Common Plants In Your Garden That Can Make Your Dog Sick
Having an array of beautiful plants surrounding your home can help to heal and relax any person residing there or be inviting for your friends, however, certain commonly known plants can cause real dangers to your loved pets. From simple gastrointestinal upsets to more life-threatening incidents can occur from chewing or licking them. Here is a short list of the common plants seen in most gardens in Australia that may affect your pet if ingested.
The Australian Ivy Palm, commonly known as The Umbrella Tree, can be seen in numerous backyards and often extremely toxic to dogs, cats and horses. You can tell if your pet has been chewing on this plant by having much oral irritation - excessive drooling, throat and tongue swelling and difficulties breathing.
Barbados Aloe, sometimes known as the Medicine Plant kept around the house for treating sunburn and minor skin inflammations. It does not require much watering and is great for the arid regions. The gel substance within, also considered edible but definitely not for your pets, can cause vomiting, diarrhoea in dogs and cats.
Baby Doll Ti Plant, one of the Cordyline family of plants, commonly known as the Good Luck Plant. A pretty plant that give great splashes of colour to any garden. By ingesting this plant, your pet may experience vomiting with blood, depression, hypersalivation and your cat may also have dilated pupils.

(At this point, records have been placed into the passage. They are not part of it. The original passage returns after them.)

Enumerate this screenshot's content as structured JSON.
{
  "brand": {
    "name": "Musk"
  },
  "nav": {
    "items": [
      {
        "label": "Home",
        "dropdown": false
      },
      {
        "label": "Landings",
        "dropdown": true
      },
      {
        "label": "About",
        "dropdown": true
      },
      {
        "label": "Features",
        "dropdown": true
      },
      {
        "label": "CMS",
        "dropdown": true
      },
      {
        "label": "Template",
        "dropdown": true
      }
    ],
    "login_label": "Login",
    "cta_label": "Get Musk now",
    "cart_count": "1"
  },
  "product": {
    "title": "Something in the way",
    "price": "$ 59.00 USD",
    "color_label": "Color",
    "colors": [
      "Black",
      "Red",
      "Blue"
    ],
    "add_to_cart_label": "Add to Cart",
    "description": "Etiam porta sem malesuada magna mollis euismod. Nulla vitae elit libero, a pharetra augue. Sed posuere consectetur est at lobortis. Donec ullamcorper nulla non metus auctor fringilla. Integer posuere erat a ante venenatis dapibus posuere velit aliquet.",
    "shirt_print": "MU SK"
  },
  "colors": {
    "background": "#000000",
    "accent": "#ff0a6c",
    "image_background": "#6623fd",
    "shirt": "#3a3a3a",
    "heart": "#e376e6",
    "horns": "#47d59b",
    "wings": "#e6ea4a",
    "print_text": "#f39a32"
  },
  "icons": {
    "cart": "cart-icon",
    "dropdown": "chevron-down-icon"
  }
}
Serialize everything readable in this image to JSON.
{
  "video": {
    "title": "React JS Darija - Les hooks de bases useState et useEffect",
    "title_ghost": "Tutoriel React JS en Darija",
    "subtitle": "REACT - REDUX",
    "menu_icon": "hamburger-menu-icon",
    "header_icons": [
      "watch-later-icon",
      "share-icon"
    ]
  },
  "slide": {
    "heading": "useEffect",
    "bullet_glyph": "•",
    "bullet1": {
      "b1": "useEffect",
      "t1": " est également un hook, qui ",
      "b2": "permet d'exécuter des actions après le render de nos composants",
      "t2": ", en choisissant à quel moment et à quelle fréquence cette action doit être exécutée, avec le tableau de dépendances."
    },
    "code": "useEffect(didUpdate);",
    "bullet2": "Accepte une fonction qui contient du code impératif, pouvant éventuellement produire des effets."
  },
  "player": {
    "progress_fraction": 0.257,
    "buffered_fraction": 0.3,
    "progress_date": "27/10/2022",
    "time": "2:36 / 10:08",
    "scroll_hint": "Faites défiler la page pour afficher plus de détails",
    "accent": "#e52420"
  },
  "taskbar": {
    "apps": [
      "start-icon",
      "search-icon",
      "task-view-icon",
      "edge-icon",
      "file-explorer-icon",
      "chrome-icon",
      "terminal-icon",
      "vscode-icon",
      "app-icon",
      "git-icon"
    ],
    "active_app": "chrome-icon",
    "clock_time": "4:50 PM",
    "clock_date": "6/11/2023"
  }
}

Begonia's are delicate flowering plants that are typically grown in pots.There is over 1,000 different species and more than 10,000 hybrids available. This plant contains soluble calcium oxalates which contributes to kidney failure, vomiting and drooling. The most toxic parts are of the roots.
Charming Dieffenbachia, is one of those plants that survive well indoors and helps to filter out the excess carbon dioxide and other household pollutants that lurk in our homes. But for a cat or dog, this beauty has not only the soluble calcium oxalates, but also a proteolytic enzyme which causes vomiting, oral swelling and pain of mouth, tongue and lips, excessive drooling and difficulty swallowing.
Dracaena's, also known as The Ribbon Plant, is a great starter plant that provides wonderful colour and shape. As you cut the stem, it produces more shoots from the side and the cut portion can be placed straight in the soil without rooting mix. This plant has a principle toxin called Saponins. For cats and dogs, vomiting with blood is seen as well as hypersalivation and in cats the pupils will become dilated.
Heartleaf Philodendron, also called Panda Plant, is a very easy plant to care for. Typically grown in water or soil for indoors, but watch it grow if you place in the garden. The vines can reach new highs in a very short time. The insoluble calcium oxalates are responsible for oral irritations, swelling of the tongue, lips and mouth, excessive drooling and difficulty swallowing. Same can be said for the Peace Lily (spathiphyllum), tulips, azaleas and oleanders.
Periwinkle, commonly known as Running Myrtle or Vinca, used as a ground cover that flowers colour all year round not dependant on climate variations. This special plant also has the ability to enhance our health, typically used in folk medicine for a wide variety of illnesses like ocular inflammation, stings and bite, diabetes and cancers. But for dogs and cats, they can be made sick from the vinca alkaloids displaying low blood pressure, lethargy, vomiting, diarrhoea, tremors, seizures, coma and ultimately death.
As you can see, there is some pretty hazardous substances found within our common plants that most gardens will have on display. A website for poisonous plants can be found at ASPCA.
If you suspect your animal has been affected by a plant toxin, it is important to seek medical care from a veterinarian and call APCC 24-hour emergency poison hotline at 1-888-426-4435.